Top of Input data

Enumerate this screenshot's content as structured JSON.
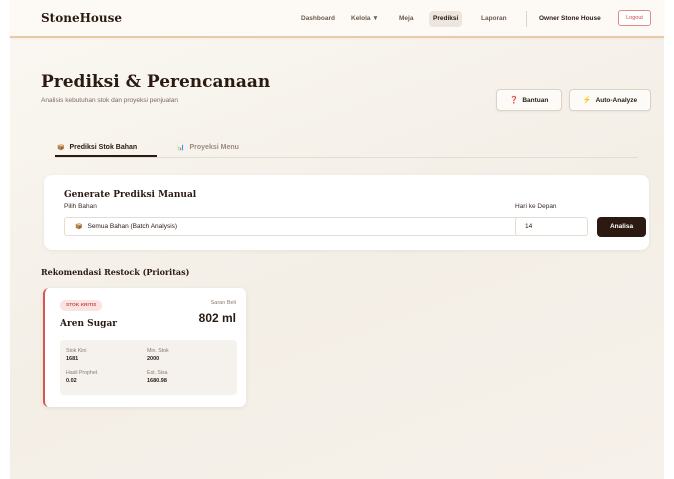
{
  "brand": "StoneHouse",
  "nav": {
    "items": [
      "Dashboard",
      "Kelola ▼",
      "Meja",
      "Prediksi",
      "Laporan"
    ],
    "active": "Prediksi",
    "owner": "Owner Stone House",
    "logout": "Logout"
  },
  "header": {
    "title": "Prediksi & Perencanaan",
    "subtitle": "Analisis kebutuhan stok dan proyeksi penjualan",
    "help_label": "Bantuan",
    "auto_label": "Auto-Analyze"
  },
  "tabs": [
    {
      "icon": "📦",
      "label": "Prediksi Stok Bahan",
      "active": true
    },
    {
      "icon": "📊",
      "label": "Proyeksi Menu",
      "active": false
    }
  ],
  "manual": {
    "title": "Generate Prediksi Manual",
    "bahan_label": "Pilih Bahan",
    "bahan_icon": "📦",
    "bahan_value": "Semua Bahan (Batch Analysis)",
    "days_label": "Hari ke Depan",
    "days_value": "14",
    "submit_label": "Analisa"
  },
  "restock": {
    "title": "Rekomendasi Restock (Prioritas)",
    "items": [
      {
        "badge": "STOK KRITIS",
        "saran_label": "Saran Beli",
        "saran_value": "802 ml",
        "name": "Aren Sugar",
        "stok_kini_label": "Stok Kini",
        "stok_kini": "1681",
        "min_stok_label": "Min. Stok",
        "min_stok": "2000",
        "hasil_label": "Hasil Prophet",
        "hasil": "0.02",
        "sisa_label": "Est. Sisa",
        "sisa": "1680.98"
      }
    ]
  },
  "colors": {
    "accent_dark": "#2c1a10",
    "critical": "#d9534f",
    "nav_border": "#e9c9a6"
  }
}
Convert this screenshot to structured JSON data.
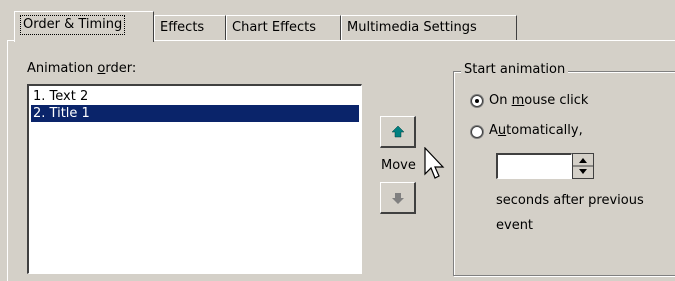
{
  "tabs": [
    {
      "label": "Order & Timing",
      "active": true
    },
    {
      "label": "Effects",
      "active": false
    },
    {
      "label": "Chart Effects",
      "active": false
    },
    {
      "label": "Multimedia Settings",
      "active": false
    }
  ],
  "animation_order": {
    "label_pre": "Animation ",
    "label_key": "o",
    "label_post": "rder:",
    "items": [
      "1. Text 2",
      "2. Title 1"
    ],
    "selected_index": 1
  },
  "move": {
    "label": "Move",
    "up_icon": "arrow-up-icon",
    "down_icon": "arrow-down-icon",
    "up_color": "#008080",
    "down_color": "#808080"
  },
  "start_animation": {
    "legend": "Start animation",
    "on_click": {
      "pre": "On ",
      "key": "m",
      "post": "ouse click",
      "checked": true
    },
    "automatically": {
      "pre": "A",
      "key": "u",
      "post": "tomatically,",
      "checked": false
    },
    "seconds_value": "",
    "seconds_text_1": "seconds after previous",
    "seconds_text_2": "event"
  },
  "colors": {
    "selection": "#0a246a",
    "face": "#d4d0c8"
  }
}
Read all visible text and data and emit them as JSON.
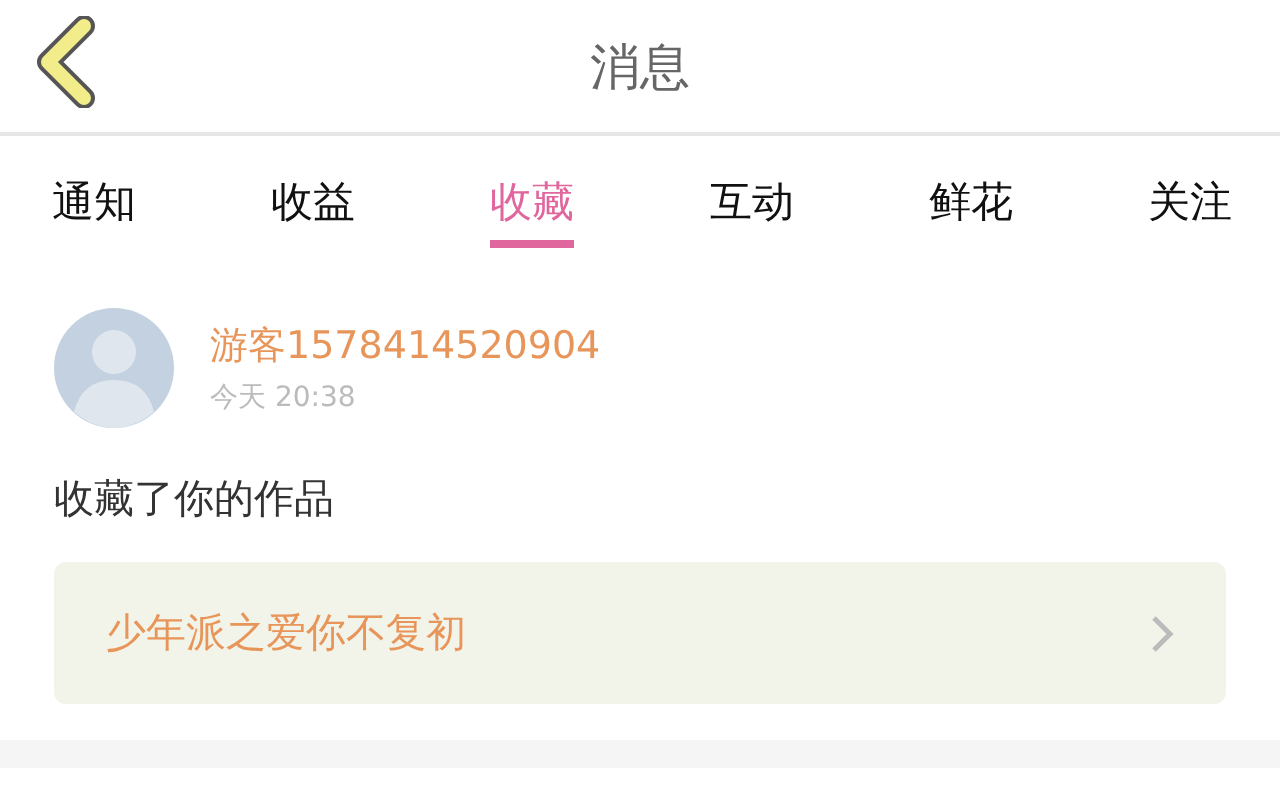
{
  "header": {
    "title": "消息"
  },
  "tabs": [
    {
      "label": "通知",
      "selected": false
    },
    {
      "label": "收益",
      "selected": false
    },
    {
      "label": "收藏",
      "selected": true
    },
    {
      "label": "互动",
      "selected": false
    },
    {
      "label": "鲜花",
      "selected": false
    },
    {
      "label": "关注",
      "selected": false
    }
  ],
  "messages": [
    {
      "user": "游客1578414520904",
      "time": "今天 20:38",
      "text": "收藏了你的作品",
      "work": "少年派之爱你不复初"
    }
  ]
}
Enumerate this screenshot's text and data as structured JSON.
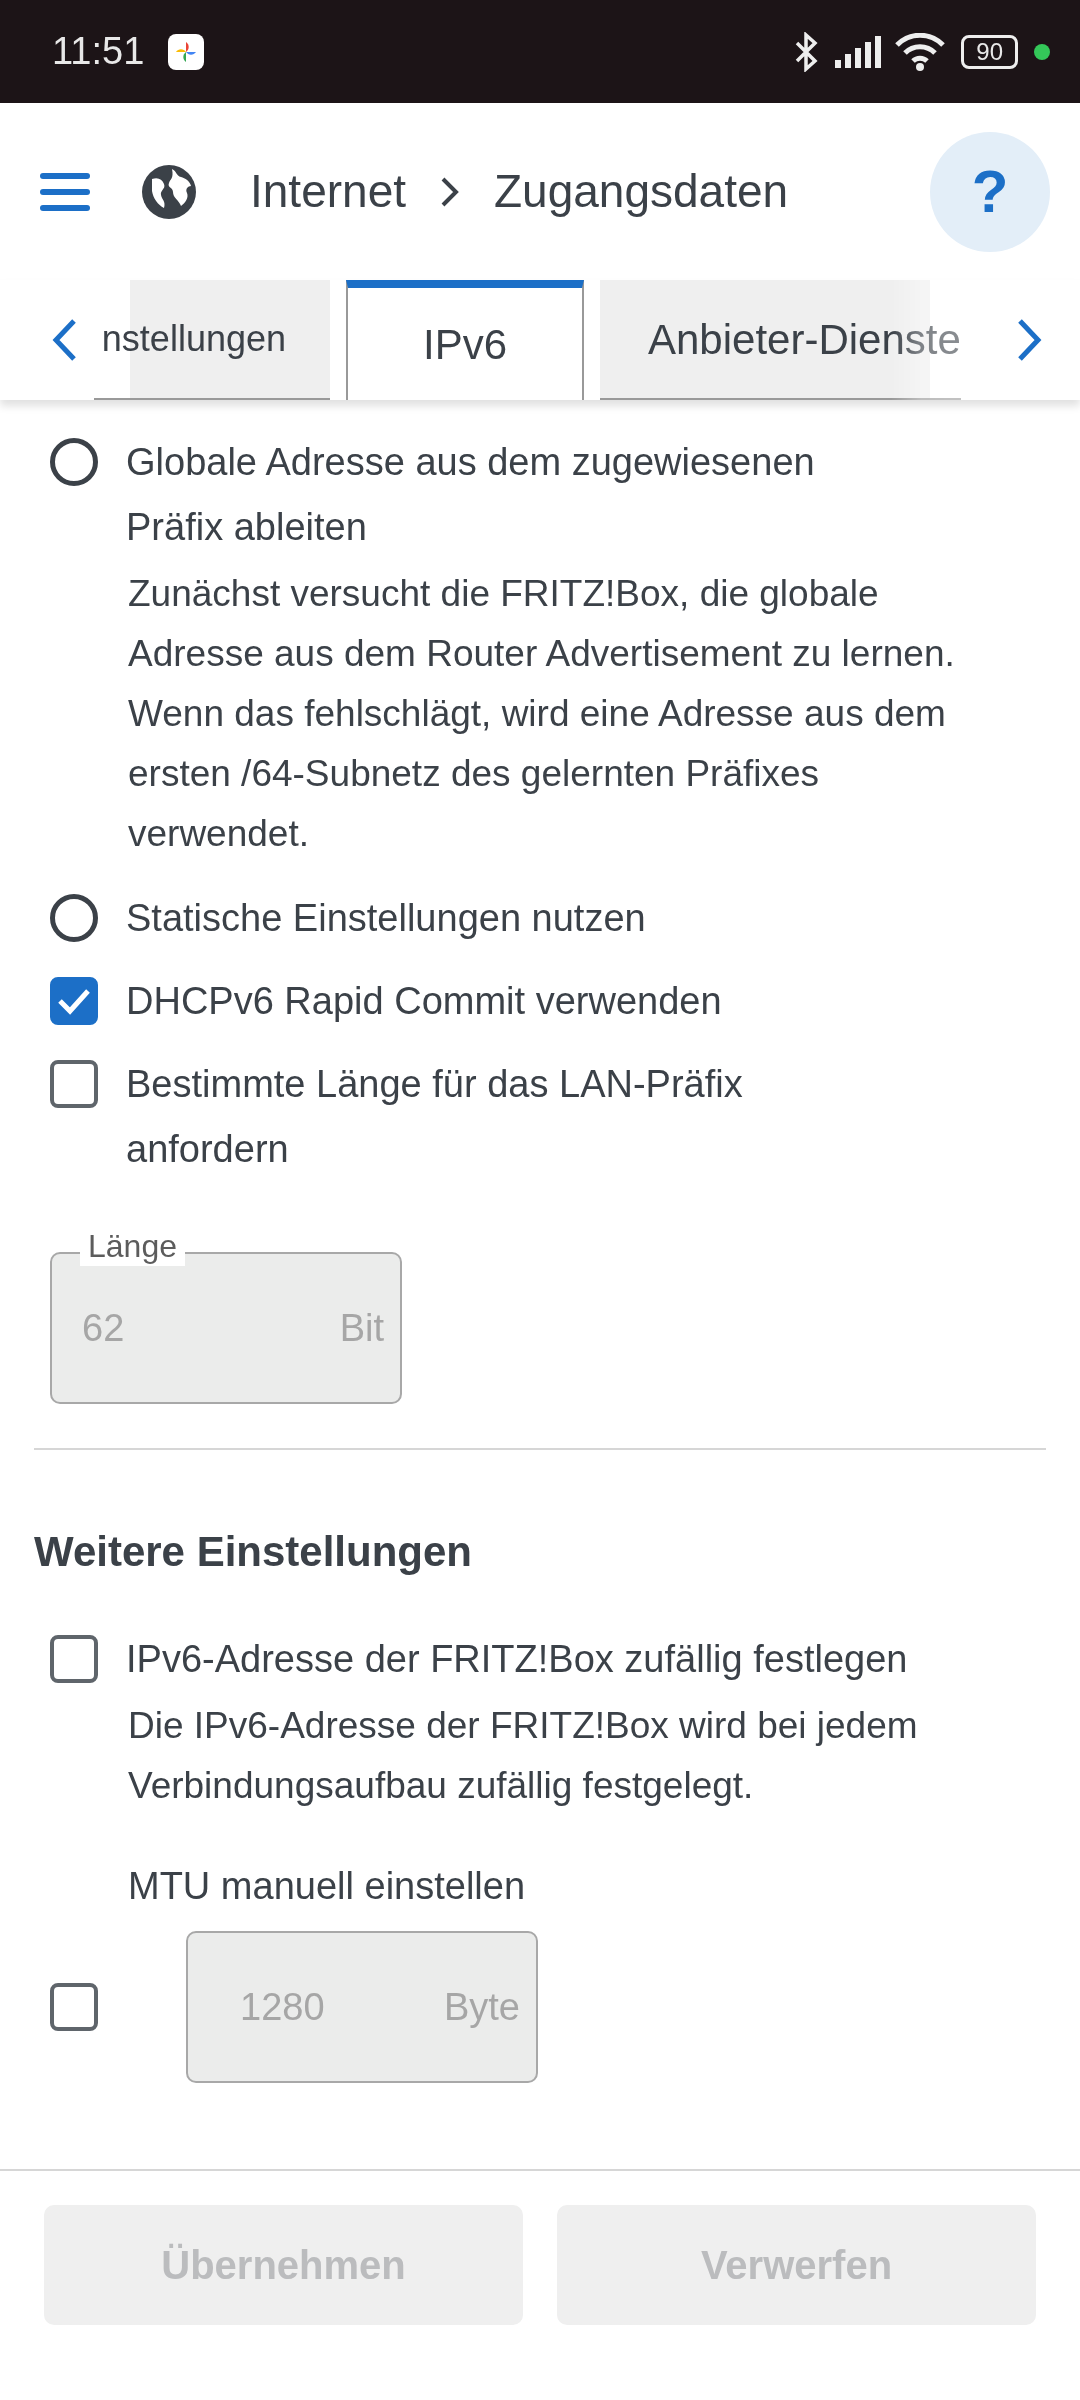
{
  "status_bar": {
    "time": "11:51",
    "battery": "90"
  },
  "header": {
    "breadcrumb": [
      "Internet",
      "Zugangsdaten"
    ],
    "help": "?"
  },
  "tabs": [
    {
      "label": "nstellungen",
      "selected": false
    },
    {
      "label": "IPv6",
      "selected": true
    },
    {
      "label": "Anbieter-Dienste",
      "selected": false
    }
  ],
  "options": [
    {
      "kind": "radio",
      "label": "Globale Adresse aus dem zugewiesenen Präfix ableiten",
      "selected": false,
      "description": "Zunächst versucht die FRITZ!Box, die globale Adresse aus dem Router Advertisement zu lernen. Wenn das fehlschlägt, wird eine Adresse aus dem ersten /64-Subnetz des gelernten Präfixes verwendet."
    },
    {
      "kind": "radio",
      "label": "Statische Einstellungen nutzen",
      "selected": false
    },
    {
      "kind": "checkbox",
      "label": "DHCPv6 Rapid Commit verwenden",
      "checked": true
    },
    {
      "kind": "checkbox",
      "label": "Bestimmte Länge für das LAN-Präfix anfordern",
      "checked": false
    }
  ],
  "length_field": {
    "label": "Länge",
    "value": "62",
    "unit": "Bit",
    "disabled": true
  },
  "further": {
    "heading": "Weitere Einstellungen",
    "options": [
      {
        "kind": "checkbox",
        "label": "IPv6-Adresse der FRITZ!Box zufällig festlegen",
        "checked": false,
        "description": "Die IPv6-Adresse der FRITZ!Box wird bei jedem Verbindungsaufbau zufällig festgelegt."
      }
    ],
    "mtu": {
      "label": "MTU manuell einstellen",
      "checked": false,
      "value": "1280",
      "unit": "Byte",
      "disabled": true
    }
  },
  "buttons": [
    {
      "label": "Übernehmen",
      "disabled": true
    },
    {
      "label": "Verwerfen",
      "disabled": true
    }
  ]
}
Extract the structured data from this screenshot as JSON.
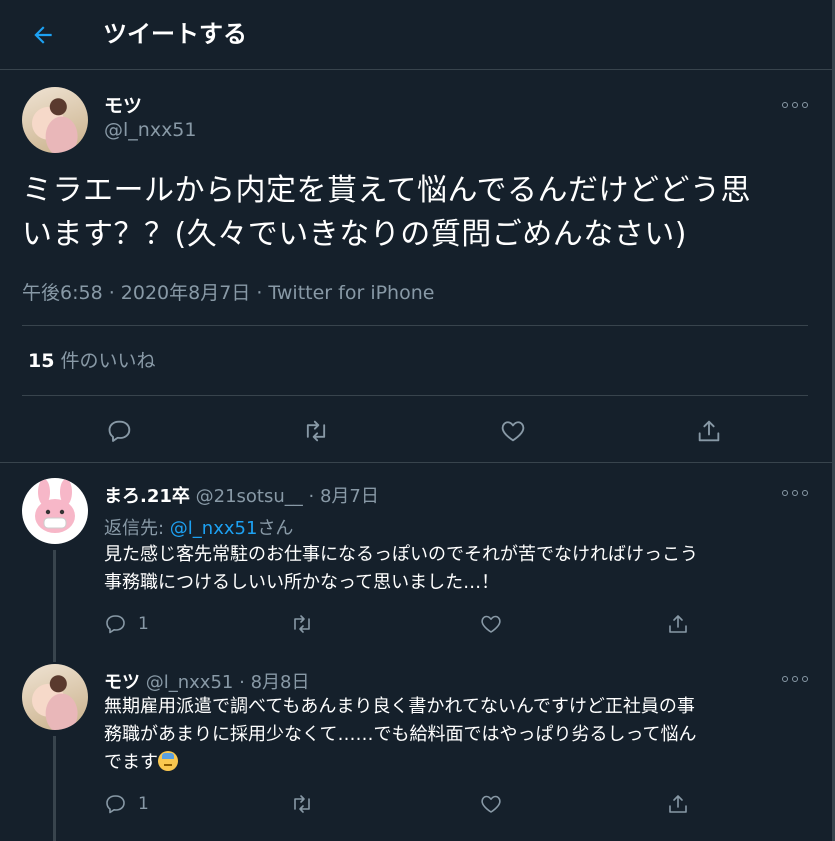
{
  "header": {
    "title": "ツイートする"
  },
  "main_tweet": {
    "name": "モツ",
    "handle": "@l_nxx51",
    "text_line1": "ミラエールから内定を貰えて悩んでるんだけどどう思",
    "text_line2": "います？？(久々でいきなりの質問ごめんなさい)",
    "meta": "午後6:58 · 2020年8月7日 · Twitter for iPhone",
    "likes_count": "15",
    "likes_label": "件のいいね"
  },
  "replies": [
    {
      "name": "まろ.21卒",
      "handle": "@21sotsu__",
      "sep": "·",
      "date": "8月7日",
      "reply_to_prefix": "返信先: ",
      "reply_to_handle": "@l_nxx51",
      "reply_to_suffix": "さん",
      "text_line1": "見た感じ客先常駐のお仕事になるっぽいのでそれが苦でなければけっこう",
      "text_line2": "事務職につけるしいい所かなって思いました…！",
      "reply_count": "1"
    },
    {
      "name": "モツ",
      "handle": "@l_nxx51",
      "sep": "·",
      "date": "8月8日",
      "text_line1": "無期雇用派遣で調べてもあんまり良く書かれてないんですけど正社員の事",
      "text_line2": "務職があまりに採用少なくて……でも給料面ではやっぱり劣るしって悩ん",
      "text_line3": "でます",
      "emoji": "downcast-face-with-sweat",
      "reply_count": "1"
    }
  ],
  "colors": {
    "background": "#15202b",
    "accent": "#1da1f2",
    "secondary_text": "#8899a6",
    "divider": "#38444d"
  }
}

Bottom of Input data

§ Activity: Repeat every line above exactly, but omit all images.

§ Exercise answer:
Enumerate this screenshot's content as structured JSON.
{
  "brand": "StoneHouse",
  "nav": {
    "items": [
      "Dashboard",
      "Kelola ▼",
      "Meja",
      "Prediksi",
      "Laporan"
    ],
    "active": "Prediksi",
    "owner": "Owner Stone House",
    "logout": "Logout"
  },
  "header": {
    "title": "Prediksi & Perencanaan",
    "subtitle": "Analisis kebutuhan stok dan proyeksi penjualan",
    "help_label": "Bantuan",
    "auto_label": "Auto-Analyze"
  },
  "tabs": [
    {
      "icon": "📦",
      "label": "Prediksi Stok Bahan",
      "active": true
    },
    {
      "icon": "📊",
      "label": "Proyeksi Menu",
      "active": false
    }
  ],
  "manual": {
    "title": "Generate Prediksi Manual",
    "bahan_label": "Pilih Bahan",
    "bahan_icon": "📦",
    "bahan_value": "Semua Bahan (Batch Analysis)",
    "days_label": "Hari ke Depan",
    "days_value": "14",
    "submit_label": "Analisa"
  },
  "restock": {
    "title": "Rekomendasi Restock (Prioritas)",
    "items": [
      {
        "badge": "STOK KRITIS",
        "saran_label": "Saran Beli",
        "saran_value": "802 ml",
        "name": "Aren Sugar",
        "stok_kini_label": "Stok Kini",
        "stok_kini": "1681",
        "min_stok_label": "Min. Stok",
        "min_stok": "2000",
        "hasil_label": "Hasil Prophet",
        "hasil": "0.02",
        "sisa_label": "Est. Sisa",
        "sisa": "1680.98"
      }
    ]
  },
  "colors": {
    "accent_dark": "#2c1a10",
    "critical": "#d9534f",
    "nav_border": "#e9c9a6"
  }
}
Convert this screenshot to structured JSON data.
{
  "tabs": [
    {
      "label": "Order & Timing",
      "active": true
    },
    {
      "label": "Effects",
      "active": false
    },
    {
      "label": "Chart Effects",
      "active": false
    },
    {
      "label": "Multimedia Settings",
      "active": false
    }
  ],
  "animation_order": {
    "label_pre": "Animation ",
    "label_key": "o",
    "label_post": "rder:",
    "items": [
      "1. Text 2",
      "2. Title 1"
    ],
    "selected_index": 1
  },
  "move": {
    "label": "Move",
    "up_icon": "arrow-up-icon",
    "down_icon": "arrow-down-icon",
    "up_color": "#008080",
    "down_color": "#808080"
  },
  "start_animation": {
    "legend": "Start animation",
    "on_click": {
      "pre": "On ",
      "key": "m",
      "post": "ouse click",
      "checked": true
    },
    "automatically": {
      "pre": "A",
      "key": "u",
      "post": "tomatically,",
      "checked": false
    },
    "seconds_value": "",
    "seconds_text_1": "seconds after previous",
    "seconds_text_2": "event"
  },
  "colors": {
    "selection": "#0a246a",
    "face": "#d4d0c8"
  }
}
Read all visible text and data and emit them as JSON.
{
  "header": {
    "title": "消息"
  },
  "tabs": [
    {
      "label": "通知",
      "selected": false
    },
    {
      "label": "收益",
      "selected": false
    },
    {
      "label": "收藏",
      "selected": true
    },
    {
      "label": "互动",
      "selected": false
    },
    {
      "label": "鲜花",
      "selected": false
    },
    {
      "label": "关注",
      "selected": false
    }
  ],
  "messages": [
    {
      "user": "游客1578414520904",
      "time": "今天 20:38",
      "text": "收藏了你的作品",
      "work": "少年派之爱你不复初"
    }
  ]
}
Enumerate this screenshot's text and data as structured JSON.
{
  "status_bar": {
    "time": "11:51",
    "battery": "90"
  },
  "header": {
    "breadcrumb": [
      "Internet",
      "Zugangsdaten"
    ],
    "help": "?"
  },
  "tabs": [
    {
      "label": "nstellungen",
      "selected": false
    },
    {
      "label": "IPv6",
      "selected": true
    },
    {
      "label": "Anbieter-Dienste",
      "selected": false
    }
  ],
  "options": [
    {
      "kind": "radio",
      "label": "Globale Adresse aus dem zugewiesenen Präfix ableiten",
      "selected": false,
      "description": "Zunächst versucht die FRITZ!Box, die globale Adresse aus dem Router Advertisement zu lernen. Wenn das fehlschlägt, wird eine Adresse aus dem ersten /64-Subnetz des gelernten Präfixes verwendet."
    },
    {
      "kind": "radio",
      "label": "Statische Einstellungen nutzen",
      "selected": false
    },
    {
      "kind": "checkbox",
      "label": "DHCPv6 Rapid Commit verwenden",
      "checked": true
    },
    {
      "kind": "checkbox",
      "label": "Bestimmte Länge für das LAN-Präfix anfordern",
      "checked": false
    }
  ],
  "length_field": {
    "label": "Länge",
    "value": "62",
    "unit": "Bit",
    "disabled": true
  },
  "further": {
    "heading": "Weitere Einstellungen",
    "options": [
      {
        "kind": "checkbox",
        "label": "IPv6-Adresse der FRITZ!Box zufällig festlegen",
        "checked": false,
        "description": "Die IPv6-Adresse der FRITZ!Box wird bei jedem Verbindungsaufbau zufällig festgelegt."
      }
    ],
    "mtu": {
      "label": "MTU manuell einstellen",
      "checked": false,
      "value": "1280",
      "unit": "Byte",
      "disabled": true
    }
  },
  "buttons": [
    {
      "label": "Übernehmen",
      "disabled": true
    },
    {
      "label": "Verwerfen",
      "disabled": true
    }
  ]
}
Extract the structured data from this screenshot as JSON.
{
  "header": {
    "title": "ツイートする"
  },
  "main_tweet": {
    "name": "モツ",
    "handle": "@l_nxx51",
    "text_line1": "ミラエールから内定を貰えて悩んでるんだけどどう思",
    "text_line2": "います？？(久々でいきなりの質問ごめんなさい)",
    "meta": "午後6:58 · 2020年8月7日 · Twitter for iPhone",
    "likes_count": "15",
    "likes_label": "件のいいね"
  },
  "replies": [
    {
      "name": "まろ.21卒",
      "handle": "@21sotsu__",
      "sep": "·",
      "date": "8月7日",
      "reply_to_prefix": "返信先: ",
      "reply_to_handle": "@l_nxx51",
      "reply_to_suffix": "さん",
      "text_line1": "見た感じ客先常駐のお仕事になるっぽいのでそれが苦でなければけっこう",
      "text_line2": "事務職につけるしいい所かなって思いました…！",
      "reply_count": "1"
    },
    {
      "name": "モツ",
      "handle": "@l_nxx51",
      "sep": "·",
      "date": "8月8日",
      "text_line1": "無期雇用派遣で調べてもあんまり良く書かれてないんですけど正社員の事",
      "text_line2": "務職があまりに採用少なくて……でも給料面ではやっぱり劣るしって悩ん",
      "text_line3": "でます",
      "emoji": "downcast-face-with-sweat",
      "reply_count": "1"
    }
  ],
  "colors": {
    "background": "#15202b",
    "accent": "#1da1f2",
    "secondary_text": "#8899a6",
    "divider": "#38444d"
  }
}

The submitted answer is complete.